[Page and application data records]
________________________

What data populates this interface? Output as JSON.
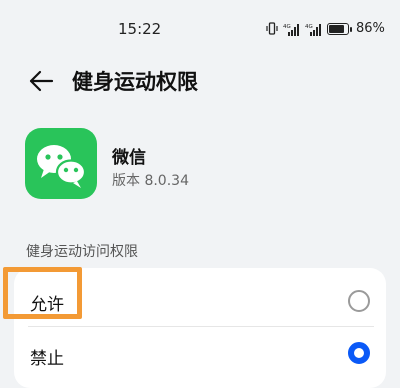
{
  "status_bar": {
    "time": "15:22",
    "battery": "86%",
    "battery_level": 0.86,
    "icons": [
      "vibrate-icon",
      "signal-4g-icon",
      "signal-4g-icon",
      "battery-icon"
    ],
    "network_label": "4G"
  },
  "header": {
    "title": "健身运动权限",
    "back_icon": "back-arrow-icon"
  },
  "app": {
    "name": "微信",
    "version": "版本 8.0.34",
    "icon": "wechat-logo-icon",
    "icon_color": "#29c45a"
  },
  "section": {
    "label": "健身运动访问权限"
  },
  "options": [
    {
      "label": "允许",
      "selected": false
    },
    {
      "label": "禁止",
      "selected": true
    }
  ],
  "colors": {
    "accent": "#0a59f7",
    "highlight": "#f39a35"
  }
}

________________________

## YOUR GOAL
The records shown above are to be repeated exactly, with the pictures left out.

## TASK ANSWER
What data populates this interface? Output as JSON.
{
  "status_bar": {
    "time": "15:22",
    "battery": "86%",
    "battery_level": 0.86,
    "icons": [
      "vibrate-icon",
      "signal-4g-icon",
      "signal-4g-icon",
      "battery-icon"
    ],
    "network_label": "4G"
  },
  "header": {
    "title": "健身运动权限",
    "back_icon": "back-arrow-icon"
  },
  "app": {
    "name": "微信",
    "version": "版本 8.0.34",
    "icon": "wechat-logo-icon",
    "icon_color": "#29c45a"
  },
  "section": {
    "label": "健身运动访问权限"
  },
  "options": [
    {
      "label": "允许",
      "selected": false
    },
    {
      "label": "禁止",
      "selected": true
    }
  ],
  "colors": {
    "accent": "#0a59f7",
    "highlight": "#f39a35"
  }
}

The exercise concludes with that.